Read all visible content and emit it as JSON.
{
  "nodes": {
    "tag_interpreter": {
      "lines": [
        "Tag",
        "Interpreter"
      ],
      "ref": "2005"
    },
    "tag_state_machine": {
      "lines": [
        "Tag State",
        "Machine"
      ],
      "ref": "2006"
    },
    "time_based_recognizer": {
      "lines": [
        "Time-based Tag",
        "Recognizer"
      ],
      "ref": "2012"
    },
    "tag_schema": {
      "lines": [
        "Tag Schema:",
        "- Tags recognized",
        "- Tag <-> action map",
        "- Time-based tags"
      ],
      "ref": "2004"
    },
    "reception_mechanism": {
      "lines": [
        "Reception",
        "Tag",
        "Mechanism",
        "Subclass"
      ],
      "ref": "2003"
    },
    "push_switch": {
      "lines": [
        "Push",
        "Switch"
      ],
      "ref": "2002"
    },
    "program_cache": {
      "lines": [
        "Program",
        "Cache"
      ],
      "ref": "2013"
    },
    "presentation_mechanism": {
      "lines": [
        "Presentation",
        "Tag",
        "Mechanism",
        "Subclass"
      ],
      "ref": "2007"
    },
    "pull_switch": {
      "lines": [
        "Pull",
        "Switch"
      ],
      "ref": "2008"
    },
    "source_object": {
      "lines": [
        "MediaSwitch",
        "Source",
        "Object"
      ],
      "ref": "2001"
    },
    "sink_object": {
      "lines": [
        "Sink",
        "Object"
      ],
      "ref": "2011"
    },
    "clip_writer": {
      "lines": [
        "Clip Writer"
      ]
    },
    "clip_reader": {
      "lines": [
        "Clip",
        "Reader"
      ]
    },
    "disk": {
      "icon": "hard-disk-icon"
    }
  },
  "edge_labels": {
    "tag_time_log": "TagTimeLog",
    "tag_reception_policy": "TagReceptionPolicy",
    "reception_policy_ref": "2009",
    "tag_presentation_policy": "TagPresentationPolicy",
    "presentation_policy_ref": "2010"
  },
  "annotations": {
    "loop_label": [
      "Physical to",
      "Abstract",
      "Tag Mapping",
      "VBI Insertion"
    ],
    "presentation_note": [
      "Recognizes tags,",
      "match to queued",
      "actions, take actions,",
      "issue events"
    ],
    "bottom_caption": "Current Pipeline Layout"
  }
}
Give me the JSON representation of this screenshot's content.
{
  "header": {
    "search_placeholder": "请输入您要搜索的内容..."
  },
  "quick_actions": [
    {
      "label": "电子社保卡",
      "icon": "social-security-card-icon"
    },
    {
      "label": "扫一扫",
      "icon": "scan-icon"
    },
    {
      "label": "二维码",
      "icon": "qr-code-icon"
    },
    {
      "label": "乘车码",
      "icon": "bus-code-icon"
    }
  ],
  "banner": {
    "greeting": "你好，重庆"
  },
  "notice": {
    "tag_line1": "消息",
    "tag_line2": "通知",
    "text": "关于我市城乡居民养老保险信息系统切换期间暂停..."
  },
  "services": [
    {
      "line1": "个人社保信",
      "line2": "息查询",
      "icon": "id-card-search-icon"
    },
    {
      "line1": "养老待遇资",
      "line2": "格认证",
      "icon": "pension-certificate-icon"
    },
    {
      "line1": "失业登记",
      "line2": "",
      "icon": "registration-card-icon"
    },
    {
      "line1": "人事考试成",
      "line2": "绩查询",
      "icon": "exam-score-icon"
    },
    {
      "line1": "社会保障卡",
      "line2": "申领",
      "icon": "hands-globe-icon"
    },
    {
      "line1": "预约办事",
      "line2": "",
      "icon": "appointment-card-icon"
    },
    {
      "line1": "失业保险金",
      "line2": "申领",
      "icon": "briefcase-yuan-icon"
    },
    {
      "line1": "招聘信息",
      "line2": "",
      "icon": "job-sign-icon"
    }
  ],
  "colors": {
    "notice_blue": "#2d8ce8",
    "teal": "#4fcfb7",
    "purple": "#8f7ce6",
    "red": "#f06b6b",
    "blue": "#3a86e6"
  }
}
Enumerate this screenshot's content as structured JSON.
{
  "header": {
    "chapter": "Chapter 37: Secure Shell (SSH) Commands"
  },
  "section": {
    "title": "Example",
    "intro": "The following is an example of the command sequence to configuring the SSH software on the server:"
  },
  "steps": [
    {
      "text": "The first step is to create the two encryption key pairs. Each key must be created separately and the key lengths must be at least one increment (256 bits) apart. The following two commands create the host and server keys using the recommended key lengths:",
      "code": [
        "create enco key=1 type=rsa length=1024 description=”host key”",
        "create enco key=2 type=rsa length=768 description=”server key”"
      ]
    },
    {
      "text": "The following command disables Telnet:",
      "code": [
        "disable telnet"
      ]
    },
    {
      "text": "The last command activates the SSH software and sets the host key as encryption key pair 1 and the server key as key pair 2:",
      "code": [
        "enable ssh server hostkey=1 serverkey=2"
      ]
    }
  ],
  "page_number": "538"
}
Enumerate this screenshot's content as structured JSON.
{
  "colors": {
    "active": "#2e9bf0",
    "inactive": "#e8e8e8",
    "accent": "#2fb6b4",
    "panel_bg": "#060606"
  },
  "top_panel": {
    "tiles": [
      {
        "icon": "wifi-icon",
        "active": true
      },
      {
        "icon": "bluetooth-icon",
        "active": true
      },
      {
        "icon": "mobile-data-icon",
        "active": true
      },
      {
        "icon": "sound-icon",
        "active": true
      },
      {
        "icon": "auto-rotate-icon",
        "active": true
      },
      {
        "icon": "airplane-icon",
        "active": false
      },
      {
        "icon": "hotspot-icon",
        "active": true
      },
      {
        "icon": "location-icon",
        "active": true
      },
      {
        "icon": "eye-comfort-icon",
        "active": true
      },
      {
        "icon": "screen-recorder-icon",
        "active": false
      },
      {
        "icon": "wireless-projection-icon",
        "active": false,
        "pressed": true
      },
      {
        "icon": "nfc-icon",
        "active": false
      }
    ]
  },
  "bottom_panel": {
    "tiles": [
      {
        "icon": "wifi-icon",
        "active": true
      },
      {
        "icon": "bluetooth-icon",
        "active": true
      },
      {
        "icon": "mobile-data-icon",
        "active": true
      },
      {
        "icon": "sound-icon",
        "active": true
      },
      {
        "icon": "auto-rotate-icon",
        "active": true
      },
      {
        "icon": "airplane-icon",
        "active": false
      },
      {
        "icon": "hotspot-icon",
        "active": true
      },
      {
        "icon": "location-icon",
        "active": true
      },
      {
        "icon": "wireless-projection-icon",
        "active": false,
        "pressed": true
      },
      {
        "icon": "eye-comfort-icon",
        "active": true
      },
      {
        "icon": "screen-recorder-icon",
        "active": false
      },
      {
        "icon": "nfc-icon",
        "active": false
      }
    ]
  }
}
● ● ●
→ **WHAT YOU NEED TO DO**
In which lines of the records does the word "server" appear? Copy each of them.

→ **TASK SOLUTION**
    "intro": "The following is an example of the command sequence to configuring the SSH software on the server:"
      "text": "The first step is to create the two encryption key pairs. Each key must be created separately and the key lengths must be at least one increment (256 bits) apart. The following two commands create the host and server keys using the recommended key lengths:",
        "create enco key=2 type=rsa length=768 description=”server key”"
      "text": "The last command activates the SSH software and sets the host key as encryption key pair 1 and the server key as key pair 2:",
        "enable ssh server hostkey=1 serverkey=2"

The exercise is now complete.